WHAT TO WORK ON
Search the entries for the word "world" and pull out each line that has it.

*** GIVEN DATA ***

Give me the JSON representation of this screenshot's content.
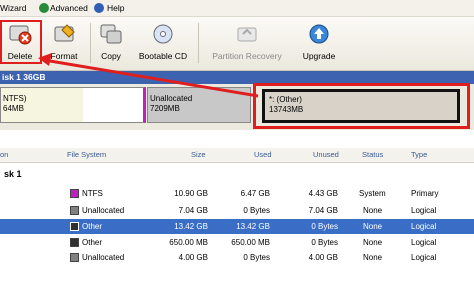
{
  "menubar": {
    "wizard": "Wizard",
    "advanced": "Advanced",
    "help": "Help"
  },
  "toolbar": {
    "delete": "Delete",
    "format": "Format",
    "copy": "Copy",
    "bootable": "Bootable CD",
    "recovery": "Partition Recovery",
    "upgrade": "Upgrade"
  },
  "disk_bar": "isk 1  36GB",
  "map": {
    "ntfs_name": "NTFS)",
    "ntfs_size": "64MB",
    "unalloc_name": "Unallocated",
    "unalloc_size": "7209MB",
    "other_name": "*: (Other)",
    "other_size": "13743MB"
  },
  "columns": {
    "partition": "on",
    "fs": "File System",
    "size": "Size",
    "used": "Used",
    "unused": "Unused",
    "status": "Status",
    "type": "Type"
  },
  "group_title": "sk 1",
  "colors": {
    "ntfs": "#c020c0",
    "gray": "#808080",
    "dark": "#303030",
    "selected": "#3a6ec6",
    "highlight": "#e01e1e"
  },
  "rows": [
    {
      "fs": "NTFS",
      "size": "10.90 GB",
      "used": "6.47 GB",
      "unused": "4.43 GB",
      "status": "System",
      "type": "Primary",
      "swatch": "#c020c0"
    },
    {
      "fs": "Unallocated",
      "size": "7.04 GB",
      "used": "0 Bytes",
      "unused": "7.04 GB",
      "status": "None",
      "type": "Logical",
      "swatch": "#808080"
    },
    {
      "fs": "Other",
      "size": "13.42 GB",
      "used": "13.42 GB",
      "unused": "0 Bytes",
      "status": "None",
      "type": "Logical",
      "swatch": "#303030"
    },
    {
      "fs": "Other",
      "size": "650.00 MB",
      "used": "650.00 MB",
      "unused": "0 Bytes",
      "status": "None",
      "type": "Logical",
      "swatch": "#303030"
    },
    {
      "fs": "Unallocated",
      "size": "4.00 GB",
      "used": "0 Bytes",
      "unused": "4.00 GB",
      "status": "None",
      "type": "Logical",
      "swatch": "#808080"
    }
  ]
}
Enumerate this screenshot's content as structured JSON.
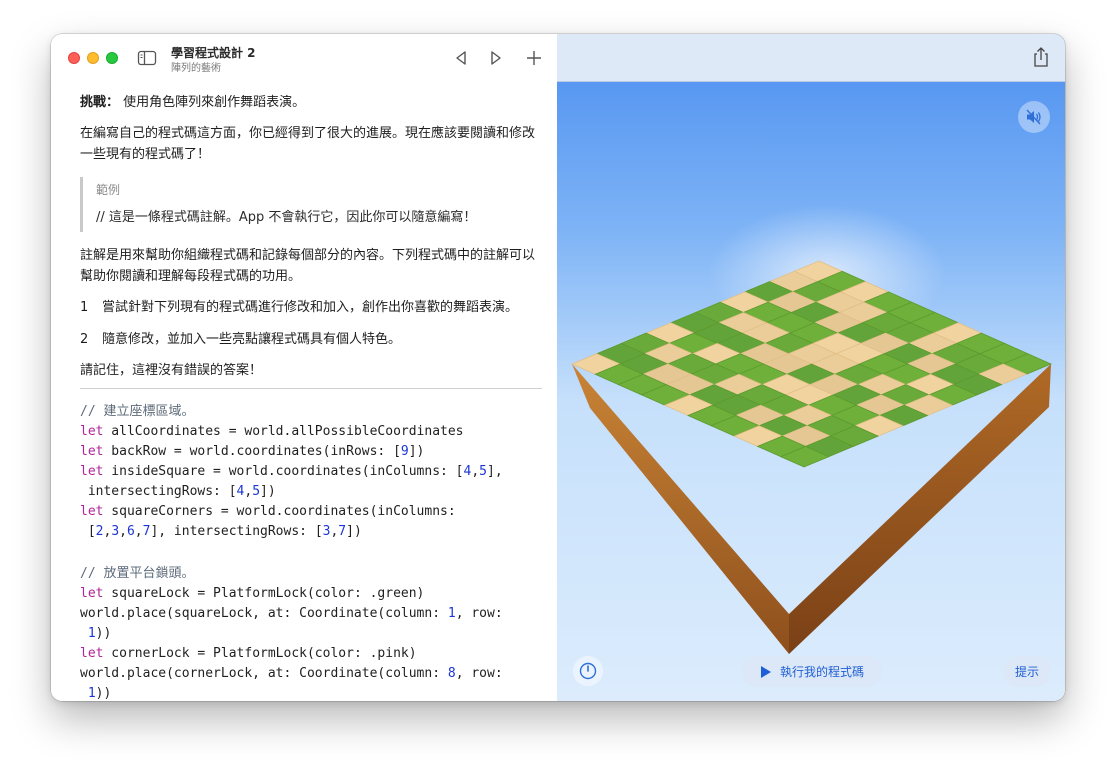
{
  "window": {
    "title": "學習程式設計 2",
    "subtitle": "陣列的藝術"
  },
  "instructions": {
    "challenge_label": "挑戰：",
    "challenge_text": " 使用角色陣列來創作舞蹈表演。",
    "intro": "在編寫自己的程式碼這方面，你已經得到了很大的進展。現在應該要閱讀和修改一些現有的程式碼了！",
    "example_label": "範例",
    "example_code": "//  這是一條程式碼註解。App  不會執行它，因此你可以隨意編寫！",
    "comment_explain": "註解是用來幫助你組織程式碼和記錄每個部分的內容。下列程式碼中的註解可以幫助你閱讀和理解每段程式碼的功用。",
    "steps": [
      {
        "num": "1",
        "text": "嘗試針對下列現有的程式碼進行修改和加入，創作出你喜歡的舞蹈表演。"
      },
      {
        "num": "2",
        "text": "隨意修改，並加入一些亮點讓程式碼具有個人特色。"
      }
    ],
    "reminder": "請記住，這裡沒有錯誤的答案！"
  },
  "code": {
    "comment1": "// 建立座標區域。",
    "let": "let",
    "line1": " allCoordinates = world.allPossibleCoordinates",
    "line2_a": " backRow = world.coordinates(inRows: [",
    "line2_n": "9",
    "line2_b": "])",
    "line3_a": " insideSquare = world.coordinates(inColumns: [",
    "line3_n1": "4",
    "line3_n2": "5",
    "line3_b": "],",
    "line4_a": " intersectingRows: [",
    "line4_n1": "4",
    "line4_n2": "5",
    "line4_b": "])",
    "line5": " squareCorners = world.coordinates(inColumns:",
    "line6_a": " [",
    "line6_n1": "2",
    "line6_n2": "3",
    "line6_n3": "6",
    "line6_n4": "7",
    "line6_b": "], intersectingRows: [",
    "line6_n5": "3",
    "line6_n6": "7",
    "line6_c": "])",
    "comment2": "// 放置平台鎖頭。",
    "line7": " squareLock = PlatformLock(color: .green)",
    "line8_a": "world.place(squareLock, at: Coordinate(column: ",
    "line8_n": "1",
    "line8_b": ", row:",
    "line9_n": "1",
    "line9_b": "))",
    "line10": " cornerLock = PlatformLock(color: .pink)",
    "line11_a": "world.place(cornerLock, at: Coordinate(column: ",
    "line11_n": "8",
    "line11_b": ", row:",
    "line12_n": "1",
    "line12_b": "))"
  },
  "controls": {
    "run_label": "執行我的程式碼",
    "hint_label": "提示"
  },
  "icons": {
    "sidebar": "sidebar-toggle-icon",
    "back": "chevron-left-icon",
    "forward": "chevron-right-icon",
    "add": "plus-icon",
    "share": "share-icon",
    "sound": "speaker-muted-icon",
    "speed": "speedometer-icon",
    "run": "play-icon"
  },
  "colors": {
    "keyword": "#b3239a",
    "number": "#1b36d6",
    "comment": "#5d6b7a",
    "accent": "#1f5fd6",
    "grass": "#6fb03a",
    "sand": "#f1d3a0",
    "dirt": "#b8712c"
  },
  "world": {
    "grid_size": 10,
    "sand_cells": [
      "0,0",
      "1,0",
      "0,2",
      "0,6",
      "1,2",
      "1,3",
      "1,6",
      "1,9",
      "2,1",
      "2,3",
      "2,5",
      "2,7",
      "3,0",
      "3,4",
      "3,5",
      "3,8",
      "4,1",
      "4,2",
      "4,4",
      "4,5",
      "4,7",
      "4,9",
      "5,3",
      "5,4",
      "5,6",
      "5,8",
      "6,0",
      "6,2",
      "6,5",
      "6,6",
      "6,9",
      "7,1",
      "7,4",
      "7,7",
      "8,2",
      "8,3",
      "8,6",
      "8,8",
      "9,0",
      "9,4",
      "9,7"
    ]
  }
}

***

TASK RESULT
    "line1": " allCoordinates = world.allPossibleCoordinates",
    "line2_a": " backRow = world.coordinates(inRows: [",
    "line3_a": " insideSquare = world.coordinates(inColumns: [",
    "line5": " squareCorners = world.coordinates(inColumns:",
    "line8_a": "world.place(squareLock, at: Coordinate(column: ",
    "line11_a": "world.place(cornerLock, at: Coordinate(column: ",
  "world": {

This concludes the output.